Erectile dysfunction can be defined as the inability of a man to achieve or maintain an erection sufficient to introduce a penis into the vagina and perform a satisfactory sexual intercourse. Such common sexual disorders as a decrease in sexual desire, rapid ejaculation and infertility to erectile dysfunction do not apply. Violation of the erection significantly affects the quality of life of most of the men who suffer from it. In accordance with the currently recognized classification of erectile dysfunction, 7 types of impotence are distinguished. Let’s have a closer look at each of them.
The leading pathogenetic link of psychogenic impotence is a decrease in the sensitivity of cavernous tissue to the effects of neurotransmitters of erection as a result of direct inhibitory effects of the cerebral cortex or indirect effects of the cortex through spinal centers and an increase in the level of peripheral catecholamines. These phenomena are based on fatigue, depression, sexual phobias and deviations, religious prejudices, associative psychotraumatic factors, etc. In recent years, with the development of methods of objective diagnosis of erectile dysfunction, psychogenic impotence in pure form is diagnosed much less often.

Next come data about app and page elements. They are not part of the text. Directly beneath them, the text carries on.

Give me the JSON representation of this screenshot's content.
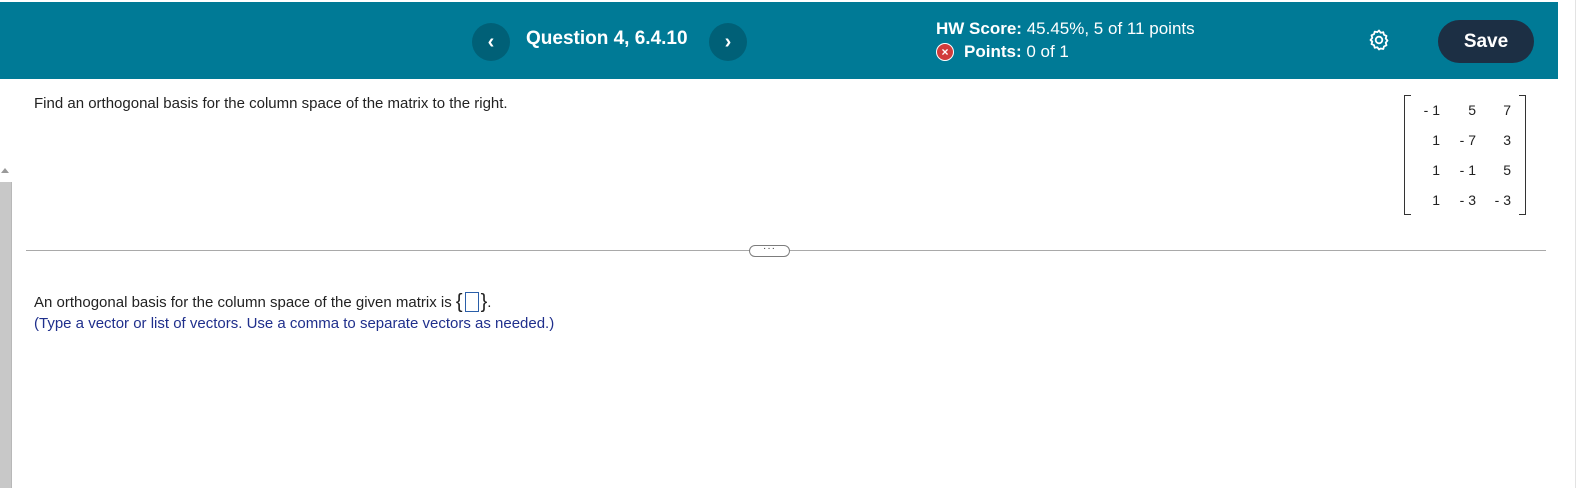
{
  "header": {
    "prev_icon": "‹",
    "question_title": "Question 4, 6.4.10",
    "next_icon": "›",
    "hw_score_label": "HW Score:",
    "hw_score_value": "45.45%, 5 of 11 points",
    "points_icon": "×",
    "points_label": "Points:",
    "points_value": "0 of 1",
    "save_label": "Save",
    "icons": {
      "settings": "gear-icon",
      "status": "incorrect-x-icon"
    },
    "colors": {
      "bar": "#007a96",
      "save": "#1c2f44",
      "error": "#d13b3b"
    }
  },
  "problem": {
    "prompt": "Find an orthogonal basis for the column space of the matrix to the right.",
    "matrix": [
      [
        "- 1",
        "5",
        "7"
      ],
      [
        "1",
        "- 7",
        "3"
      ],
      [
        "1",
        "- 1",
        "5"
      ],
      [
        "1",
        "- 3",
        "- 3"
      ]
    ]
  },
  "divider_handle": "···",
  "answer": {
    "text": "An orthogonal basis for the column space of the given matrix is",
    "open_brace": "{",
    "close_brace": "}",
    "end": ".",
    "hint": "(Type a vector or list of vectors. Use a comma to separate vectors as needed.)",
    "value": ""
  }
}
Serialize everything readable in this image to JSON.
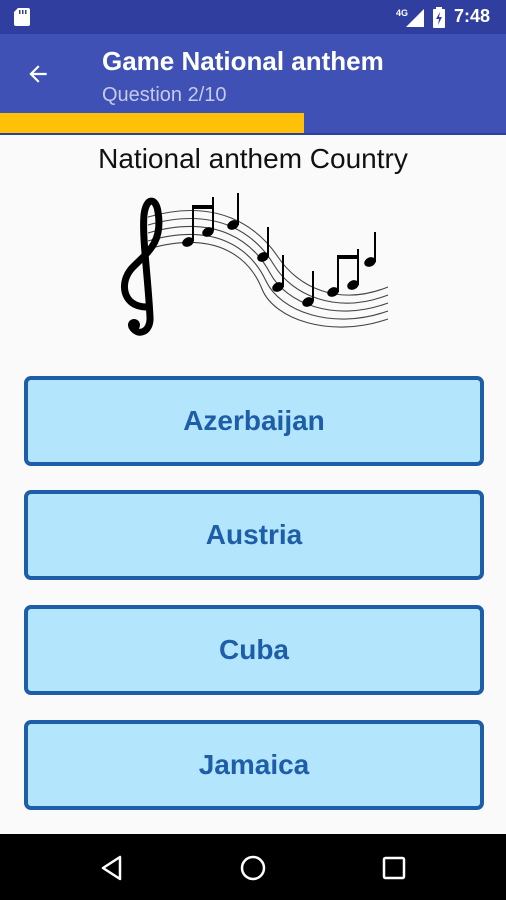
{
  "status_bar": {
    "network": "4G",
    "time": "7:48",
    "icons": [
      "sd-card-icon",
      "signal-icon",
      "battery-icon"
    ]
  },
  "app_bar": {
    "title": "Game National anthem",
    "subtitle": "Question 2/10",
    "back_icon": "arrow-back-icon"
  },
  "progress": {
    "value": 0.6
  },
  "question": {
    "text": "National anthem Country",
    "image_icon": "music-notes-icon"
  },
  "answers": [
    {
      "label": "Azerbaijan"
    },
    {
      "label": "Austria"
    },
    {
      "label": "Cuba"
    },
    {
      "label": "Jamaica"
    }
  ],
  "nav_bar": {
    "icons": [
      "back-triangle-icon",
      "home-circle-icon",
      "recents-square-icon"
    ]
  },
  "colors": {
    "primary": "#3f51b5",
    "primary_dark": "#303f9f",
    "accent": "#ffc107",
    "answer_fill": "#b3e5fc",
    "answer_border": "#1e5ea8"
  }
}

Organic impotence is the inability of a man to erect and maintain it, which is not associated with psychological and mental factors. The most common causes of organic impotence are vascular pathologies. The cavernous arterial system that supplies the male sexual organ with blood consists of an internal pudendic artery, an artery of the genital organ and cavernous bodies. It has a unique ability to dramatically increase blood flow in response to stimulation of internal pelvic nerves. The rate of normal flow at rest is 10 ml / min and about 60 ml / min at the time of stimulation. Such a sharp inflow of blood along with its neuro-redistribution in cavernous bodies and cause an erection.
It is divided into 2 forms:
- Arteriogenic erectile dysfunction: The age and pathomorphological dynamics of the atherosclerotic lesion of the coronary and penile arteries approximately correspond to each other, which allows to consider erectile dysfunction as a disease of age. Other causes of arteriogenic impotence are trauma, congenital anomalies, smoking, diabetes mellitus, hypertension.
- Venous erectile dysfunction: There are 3 types of venous erectile dysfunction: Primary venous erectile dysfunction occurs with congenital pathological drainage of cavernous bodies through large subcutaneous dorsal veins or enlarged cavernous or leg veins, cavernous-spongy bypass, etc.
The leading cause of hormonal impotence is diabetes mellitus, leading to serious structural changes in the penile vessels and cavernous tissue. The well-known fact that the normal level of testosterone in the blood serum is absolutely necessary to provide normal erections, was questioned, a visually-stimulated erection does not suffer in persons with hypogonadism. In connection with this, it is now believed that the degree of assimilability of testosterone is more important than its serum level. However, hormone replacement therapy for the treatment of erectile dysfunction is considered to be shown in persons with hypogonadism and in men’s menopause.
In a patient population of patients with erectile dysfunction, approximately 10% experience neurogenic erectile dysfunction. The highest percentage of neurogenic erectile dysfunction occurs in diabetic neuropathy and erectile dysfunction after spinal cord injury. Sexual function is affected by neurological disorders with alcoholism, conditions after radical operations on the pelvic organs, spinal cord infections and tumors, syringomyelia, intervertebral disc degeneration, transverse myelitis, multiple sclerosis, as well as tumors and brain trauma and cerebral insufficiency.
Such impotence is caused by a combination of causes of psychogenic and organic erectile dysfunction, for example, a chronic disease in combination with psychological problems. The symptomatology of mixed erectile dysfunction combines the factors of both types.
Drug-induced erectile dysfunction
The older a man, the more likely he is to have chronic diseases that are not directly related to the genital area, but require prolonged (or permanent) medical treatment. A medical erectile dysfunction can be a consequence of the use of drugs from different therapeutic groups, regardless of the patient’s age. For example, treatment with monoamine oxidase inhibitors and tricyclic antidepressants, as well as with benzodiazepines and selective serotonin reuptake inhibitors, can lead to a decrease in libido and ejaculation disorders.
The development of erectile dysfunction can be caused by fibrates (gemfibrozil) and simvastatin. H2-receptor antagonists of histamine (cimetidine, famotidine, ranitidine), cardiac glycosides (digoxin), metoclopramide, as well as anabolic steroids, affect erectile function by suppressing androgen production. Problems may be a consequence of the use of tetracyclines, allopurinol, indomethacin, disulfiram and antihistamines of the first generation.